By Tommy H. Thomason

Monday, July 31, 2017

F8U-3 Auxiliary Rocket Engine

One of the options after World War II that the U.S. Navy considered for the defense of the carrier against incoming bombers was the deck-launched interceptor. The performance priority was on rate of climb, which required the highest possible thrust-to-weight ratio at the expense of endurance. (Another desire was the ability to launch with zero wind-over-deck or even a tailwind so a time-consuming turn into the wind wasn't necessary.)

Adding a rocket engine for auxiliary thrust in the takeoff, climb, and acceleration phases was therefore very attractive because of the rocket's thrust relative to its weight and the oxidizer required. The Navy was already utilizing JATO (Jet Assisted Takeoff) for seaplane operation in rough water and carrier takeoffs without the benefit of a catapult. The A3D was JATO-capable for just that reason, to be launched with an atomic bomb even if the carrier's catapults were out of action.

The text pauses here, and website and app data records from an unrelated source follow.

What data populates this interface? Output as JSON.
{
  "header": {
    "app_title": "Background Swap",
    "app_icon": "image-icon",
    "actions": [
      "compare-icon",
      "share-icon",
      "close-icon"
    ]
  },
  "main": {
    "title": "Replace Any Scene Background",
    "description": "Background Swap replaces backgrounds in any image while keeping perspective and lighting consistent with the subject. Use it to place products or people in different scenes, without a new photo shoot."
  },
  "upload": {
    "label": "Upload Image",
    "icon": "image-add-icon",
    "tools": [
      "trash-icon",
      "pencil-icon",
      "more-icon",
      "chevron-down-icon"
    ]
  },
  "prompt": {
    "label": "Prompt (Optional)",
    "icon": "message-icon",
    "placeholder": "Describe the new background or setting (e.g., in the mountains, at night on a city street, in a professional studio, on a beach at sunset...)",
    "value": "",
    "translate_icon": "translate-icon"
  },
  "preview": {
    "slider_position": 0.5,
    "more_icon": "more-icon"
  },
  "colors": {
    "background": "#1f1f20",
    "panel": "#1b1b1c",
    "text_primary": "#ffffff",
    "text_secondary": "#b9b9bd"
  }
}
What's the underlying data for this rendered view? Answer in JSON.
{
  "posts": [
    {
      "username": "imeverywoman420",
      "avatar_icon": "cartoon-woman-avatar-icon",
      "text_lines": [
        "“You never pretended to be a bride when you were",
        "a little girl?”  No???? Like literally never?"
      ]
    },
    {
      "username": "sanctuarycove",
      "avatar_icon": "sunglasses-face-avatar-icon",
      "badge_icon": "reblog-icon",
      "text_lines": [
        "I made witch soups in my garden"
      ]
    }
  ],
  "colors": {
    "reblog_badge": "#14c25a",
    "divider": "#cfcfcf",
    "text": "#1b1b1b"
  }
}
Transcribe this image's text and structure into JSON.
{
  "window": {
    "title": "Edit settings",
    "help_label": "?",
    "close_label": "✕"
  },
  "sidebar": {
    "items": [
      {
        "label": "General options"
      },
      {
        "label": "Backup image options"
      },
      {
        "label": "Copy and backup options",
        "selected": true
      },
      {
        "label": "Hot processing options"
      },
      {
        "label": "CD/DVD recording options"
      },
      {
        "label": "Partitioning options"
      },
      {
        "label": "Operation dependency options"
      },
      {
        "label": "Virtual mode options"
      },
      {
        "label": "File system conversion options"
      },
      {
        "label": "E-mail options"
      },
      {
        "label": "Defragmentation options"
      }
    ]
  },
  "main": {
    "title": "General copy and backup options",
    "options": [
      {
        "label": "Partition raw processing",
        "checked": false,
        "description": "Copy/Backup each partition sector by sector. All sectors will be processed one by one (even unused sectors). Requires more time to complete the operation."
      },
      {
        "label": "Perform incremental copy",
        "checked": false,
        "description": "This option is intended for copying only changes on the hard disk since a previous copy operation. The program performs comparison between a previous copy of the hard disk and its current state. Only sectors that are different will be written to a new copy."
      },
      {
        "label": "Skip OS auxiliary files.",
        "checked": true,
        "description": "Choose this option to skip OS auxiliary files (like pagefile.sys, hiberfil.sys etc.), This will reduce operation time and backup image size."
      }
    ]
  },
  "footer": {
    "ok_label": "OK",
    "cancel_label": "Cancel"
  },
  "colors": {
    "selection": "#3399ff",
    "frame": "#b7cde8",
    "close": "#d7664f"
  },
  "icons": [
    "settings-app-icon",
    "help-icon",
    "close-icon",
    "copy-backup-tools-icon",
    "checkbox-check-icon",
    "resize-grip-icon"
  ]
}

JATO was actually a solid-fuel rocket that didn't provide thrust for very long. What was needed was a liquid-fuel rocket. The ultimate in this regard was an interceptor that was relied on rocket engines only. See

While this concept wasn't taken up, the addition of rocket engines was a feature during the competition for the fleet air defense fighter that resulted in the F4H Phantom. In fact, BuAer was planning on buying some F8U-3s with an auxiliary rocket engine. This is a ground test installation in an F8U-1's aft fuselage.

Reaction Motors was originally selected by BuAer to provide the 8,000-lb thrust rocket engine that was to be located in a fairing at the base of the vertical fin. The airplane's jet fuel was mixed with an oxidizer, hydrogen peroxide, to provide the thrust. (Some of the F8U-3's fuel tanks had to be dedicated to the oxidizer, reducing endurance.) Unfortunately, there was a tragic accident during the test of this engine at the Naval Air Rocket Test Station in Dover, New Jersey. Glenn Repp provided this summary report.
Reaction Motors was replaced by Aerojet and design work continued at Vought, but the auxiliary rocket concept was abandoned when the F8U-3 lost the fly-off to the F4H-1.

For much more on the F8U-3 program, see my monograph available from Steve Ginter: